13. How does the author create a sense of time passing? How do imagery and structure help to facilitate this? What other literary devices does the author use to create a sense of the passage of time or a sense of past and present?
14. Jacqueline escapes the violence of Liberia and exiles herself on a beautiful Greek island. She also spends times amid ruins, which contain an active volcano. “What was once an island is now the ruins of an island” (99), Maksik writes. Evaluate the setting. Discuss the purpose and effect of the author’s choice of setting.
15. Jacqueline seeks shelter in a cave and among unfinished structures. How does she treat these sites or act within them? What rituals does she engage in there? Why are such rituals important?
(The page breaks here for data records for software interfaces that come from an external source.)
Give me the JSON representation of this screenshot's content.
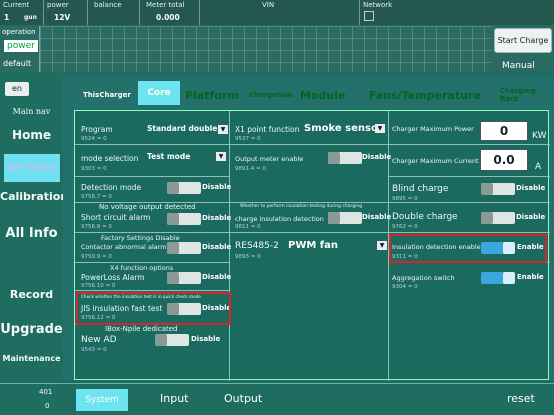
{
  "header": {
    "current_label": "Current",
    "current_gun": "1",
    "gun_unit": "gun",
    "power_label": "power",
    "power_val": "12V",
    "balance_label": "balance",
    "meter_label": "Meter total",
    "meter_val": "0.000",
    "vin_label": "VIN",
    "network_label": "Network"
  },
  "opmode": {
    "label": "operation",
    "mode": "power",
    "default": "default"
  },
  "top_right": {
    "start": "Start Charge",
    "mode": "Manual"
  },
  "lang": "en",
  "sidebar": {
    "title": "Main nav",
    "items": [
      "Home",
      "Dev Param",
      "Calibration",
      "All Info",
      "Record",
      "Upgrade",
      "Maintenance"
    ],
    "active": "Dev Param"
  },
  "tabs": [
    {
      "label": "ThisCharger"
    },
    {
      "label": "Core",
      "active": true
    },
    {
      "label": "Platform"
    },
    {
      "label": "ChargeGun"
    },
    {
      "label": "Module"
    },
    {
      "label": "Fans/Temperature"
    },
    {
      "label": "Charging Rack"
    }
  ],
  "col1": {
    "program": {
      "label": "Program",
      "value": "Standard double p",
      "code": "9524 = 0"
    },
    "mode": {
      "label": "mode selection",
      "value": "Test mode",
      "code": "9303 = 0"
    },
    "detection": {
      "label": "Detection mode",
      "state": "Disable",
      "code": "9756.7 = 0"
    },
    "nvo": {
      "label": "No voltage output detected"
    },
    "short": {
      "label": "Short circuit alarm",
      "state": "Disable",
      "code": "9756.8 = 0"
    },
    "factory": {
      "label": "Factory Settings Disable"
    },
    "contactor": {
      "label": "Contactor abnormal alarm",
      "state": "Disable",
      "code": "9759.9 = 0"
    },
    "x4": {
      "label": "X4 function options"
    },
    "powerloss": {
      "label": "PowerLoss Alarm",
      "state": "Disable",
      "code": "9756.10 = 0"
    },
    "quickcheck": {
      "label": "Check whether the insulation test is in quick check mode"
    },
    "jis": {
      "label": "JIS insulation fast test",
      "state": "Disable",
      "code": "9756.12 = 0"
    },
    "ibox": {
      "label": "IBox-Npile dedicated"
    },
    "newad": {
      "label": "New AD",
      "state": "Disable",
      "code": "9543 = 0"
    }
  },
  "col2": {
    "x1": {
      "label": "X1 point function",
      "value": "Smoke senso",
      "code": "9537 = 0"
    },
    "meter": {
      "label": "Output meter enable",
      "state": "Disable",
      "code": "9891.4 = 0"
    },
    "ins_note": {
      "label": "Whether to perform insulation testing during charging"
    },
    "chg_ins": {
      "label": "charge insulation detection",
      "state": "Disable",
      "code": "9811 = 0"
    },
    "res": {
      "label": "RES485-2",
      "value": "PWM fan",
      "code": "9893 = 0"
    }
  },
  "col3": {
    "maxpower": {
      "label": "Charger Maximum Power",
      "value": "0",
      "unit": "KW"
    },
    "maxcurrent": {
      "label": "Charger Maximum Current",
      "value": "0.0",
      "unit": "A"
    },
    "blind": {
      "label": "Blind charge",
      "state": "Disable",
      "code": "9895 = 0"
    },
    "double": {
      "label": "Double charge",
      "state": "Disable",
      "code": "9762 = 0"
    },
    "insdet": {
      "label": "Insulation detection enable",
      "state": "Enable",
      "code": "9311 = 0"
    },
    "agg": {
      "label": "Aggregation switch",
      "state": "Enable",
      "code": "9304 = 0"
    }
  },
  "counters": {
    "a": "401",
    "b": "0"
  },
  "bottom": {
    "tabs": [
      "System",
      "Input",
      "Output"
    ],
    "reset": "reset"
  }
}
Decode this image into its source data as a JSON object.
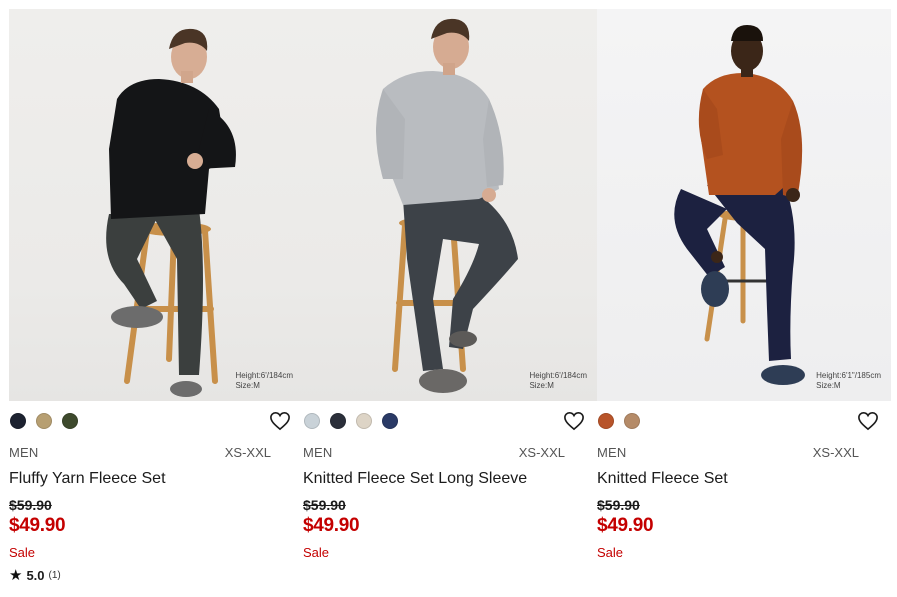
{
  "products": [
    {
      "caption_line1": "Height:6'/184cm",
      "caption_line2": "Size:M",
      "colors": [
        "#1d2230",
        "#b79f72",
        "#3e4a2d"
      ],
      "gender": "MEN",
      "sizes": "XS-XXL",
      "name": "Fluffy Yarn Fleece Set",
      "old_price": "$59.90",
      "new_price": "$49.90",
      "sale": "Sale",
      "rating_score": "5.0",
      "rating_count": "(1)"
    },
    {
      "caption_line1": "Height:6'/184cm",
      "caption_line2": "Size:M",
      "colors": [
        "#c9d2d8",
        "#2b2f3a",
        "#ddd4c6",
        "#2a3a66"
      ],
      "gender": "MEN",
      "sizes": "XS-XXL",
      "name": "Knitted Fleece Set Long Sleeve",
      "old_price": "$59.90",
      "new_price": "$49.90",
      "sale": "Sale"
    },
    {
      "caption_line1": "Height:6'1\"/185cm",
      "caption_line2": "Size:M",
      "colors": [
        "#b8542a",
        "#b58b68"
      ],
      "gender": "MEN",
      "sizes": "XS-XXL",
      "name": "Knitted Fleece Set",
      "old_price": "$59.90",
      "new_price": "$49.90",
      "sale": "Sale"
    }
  ],
  "icons": {
    "wishlist": "heart-outline-icon",
    "rating": "star-icon"
  },
  "accent_sale_color": "#c40000"
}
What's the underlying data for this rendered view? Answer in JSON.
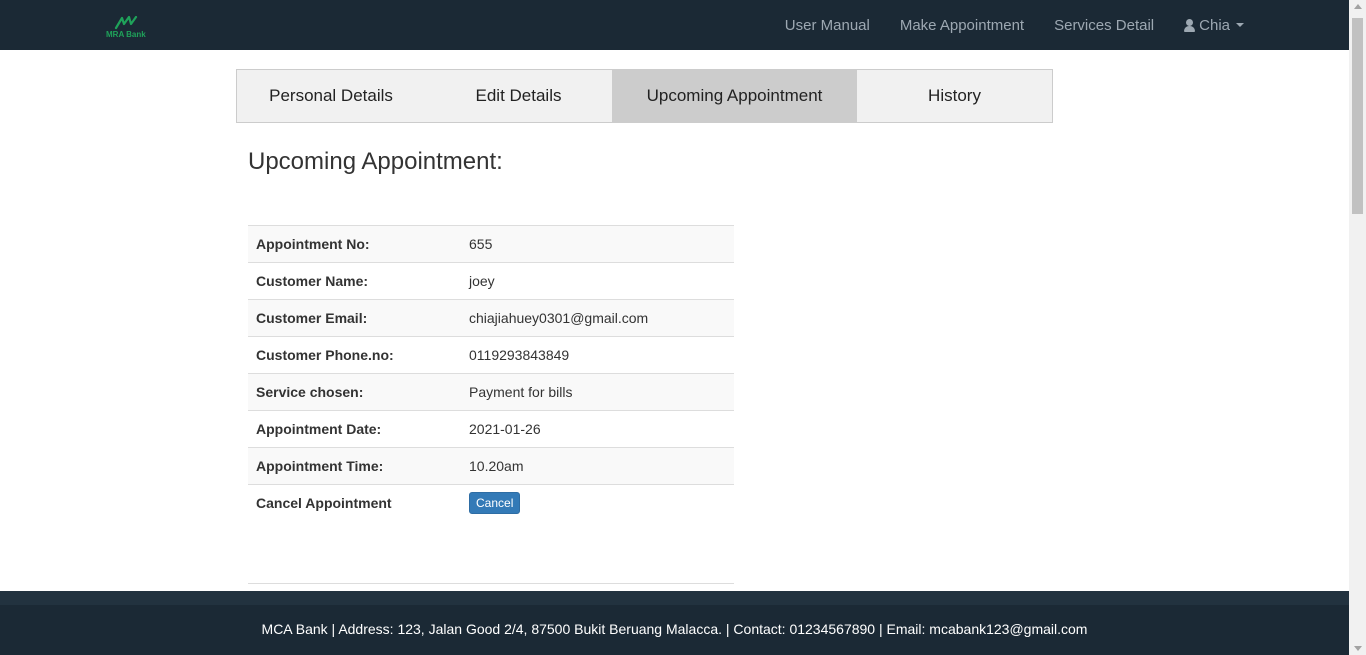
{
  "navbar": {
    "logo_text": "MRA Bank",
    "links": [
      "User Manual",
      "Make Appointment",
      "Services Detail"
    ],
    "user_name": "Chia"
  },
  "tabs": [
    "Personal Details",
    "Edit Details",
    "Upcoming Appointment",
    "History"
  ],
  "active_tab": "Upcoming Appointment",
  "heading": "Upcoming Appointment:",
  "appointment": {
    "rows": [
      {
        "label": "Appointment No:",
        "value": "655"
      },
      {
        "label": "Customer Name:",
        "value": "joey"
      },
      {
        "label": "Customer Email:",
        "value": "chiajiahuey0301@gmail.com"
      },
      {
        "label": "Customer Phone.no:",
        "value": "0119293843849"
      },
      {
        "label": "Service chosen:",
        "value": "Payment for bills"
      },
      {
        "label": "Appointment Date:",
        "value": "2021-01-26"
      },
      {
        "label": "Appointment Time:",
        "value": "10.20am"
      }
    ],
    "cancel_label": "Cancel Appointment",
    "cancel_button": "Cancel"
  },
  "footer": {
    "text": "MCA Bank | Address: 123, Jalan Good 2/4, 87500 Bukit Beruang Malacca. | Contact: 01234567890 | Email: mcabank123@gmail.com"
  },
  "colors": {
    "navbar_bg": "#1b2935",
    "active_tab_bg": "#cccccc",
    "button_primary": "#337ab7",
    "logo_green": "#1fa25a"
  }
}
What might they indicate about the human experience?
16. What message or messages does the book contain about survival and human will? How does Jacqueline manage to survive? What attributes allow her to keep going and to make progress? What obstacles does she face and how does she overcome them?
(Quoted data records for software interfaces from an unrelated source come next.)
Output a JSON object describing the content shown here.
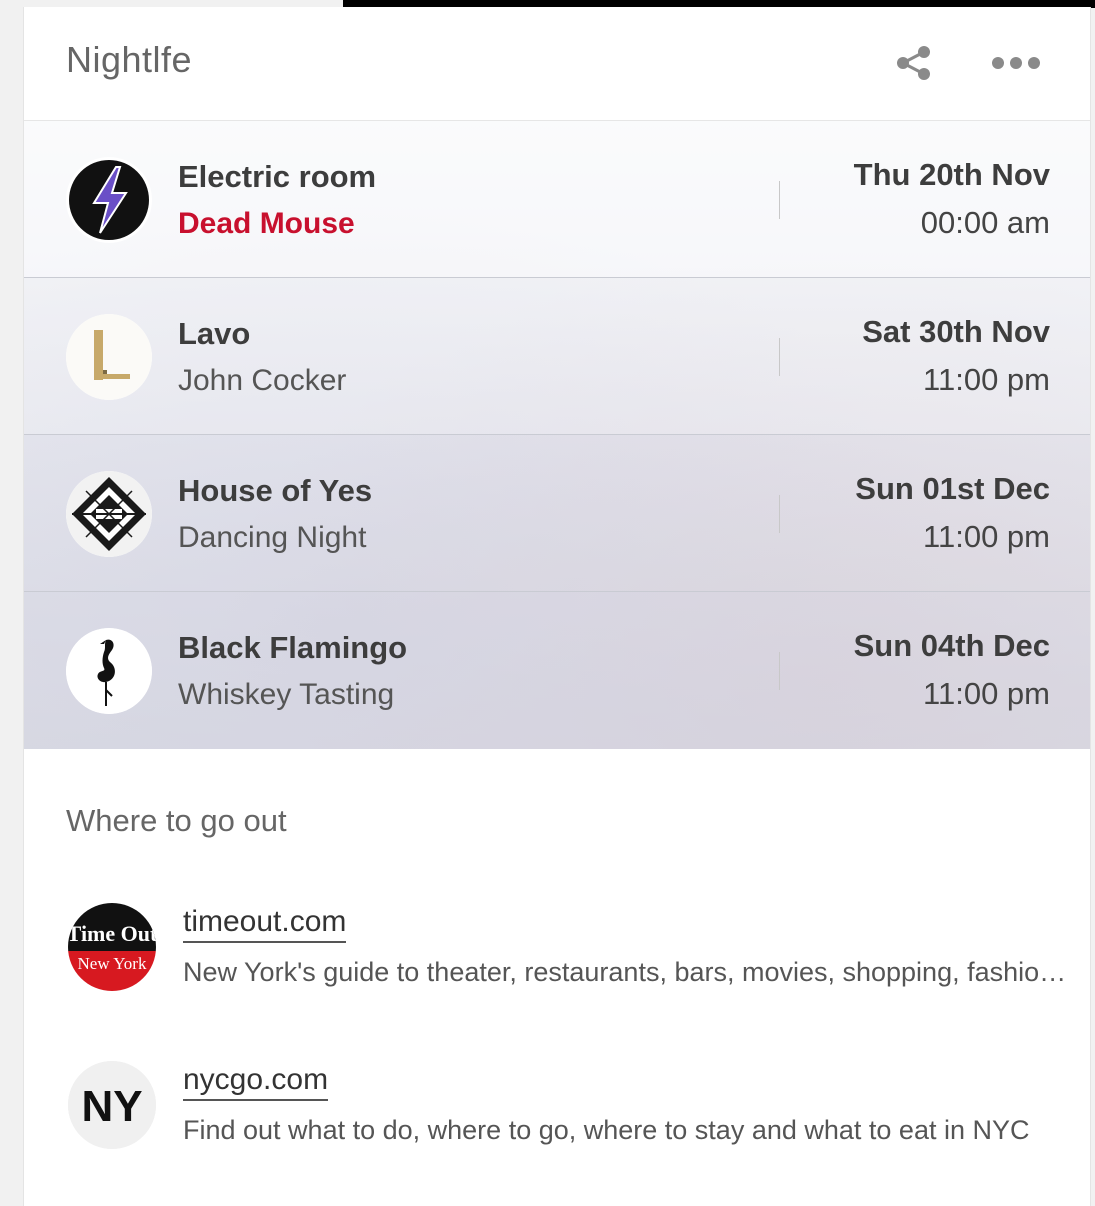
{
  "header": {
    "title": "Nightlfe",
    "share_icon": "share-icon",
    "more_icon": "more-options-icon"
  },
  "events": [
    {
      "venue": "Electric room",
      "act": "Dead Mouse",
      "date": "Thu 20th Nov",
      "time": "00:00 am",
      "logo": "lightning-bolt-logo",
      "act_color": "#c8102e"
    },
    {
      "venue": "Lavo",
      "act": "John Cocker",
      "date": "Sat 30th Nov",
      "time": "11:00 pm",
      "logo": "lavo-l-logo"
    },
    {
      "venue": "House of Yes",
      "act": "Dancing Night",
      "date": "Sun 01st Dec",
      "time": "11:00 pm",
      "logo": "geometric-diamond-logo"
    },
    {
      "venue": "Black Flamingo",
      "act": "Whiskey Tasting",
      "date": "Sun 04th Dec",
      "time": "11:00 pm",
      "logo": "flamingo-logo"
    }
  ],
  "where_to_go": {
    "title": "Where to go out",
    "sites": [
      {
        "name": "timeout.com",
        "description": "New York's guide to theater, restaurants, bars, movies, shopping, fashion and more",
        "logo": "timeout-new-york-logo",
        "logo_text": [
          "Time Out",
          "New York"
        ]
      },
      {
        "name": "nycgo.com",
        "description": "Find out what to do, where to go, where to stay and what to eat in NYC",
        "logo": "ny-logo",
        "logo_text": [
          "NY"
        ]
      }
    ]
  }
}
17. Jacqueline often pauses to recognize that she has made a decision. What role does choice play in the novel? What does Jacqueline mean when she thinks of returning to “the endlessness of choice” (102)? Conversely, what role do fate and serendipity seem to play in the novel? Does the novel seem to indicate that we have control of our lives, or not?
18. Why does Jacqueline’s father support Charles Taylor? What effect does this have on their family’s lifestyle? What impact does it ultimately have for the family? Why does Jacqueline return to Liberia after school despite her promise to her mother that she will stay away? What does this indicate about the intersection of the political and the personal? What message does it offer about our ethical choices?
19. At the conclusion of the novel, though Jacqueline finally reveals her story, she wonders if “telling it [is] an act of violence” (208). What does she mean by this? She also admits that she has “forgotten the reason for stories” (208). What seems to be Jacqueline’s reason for telling her story to Katarina? What does Katarina want to share with Jacqueline? What might each woman hope to gain from telling her story? What might the final scenes indicate, then, about the link between catharsis and storytelling or the comfort of common experience?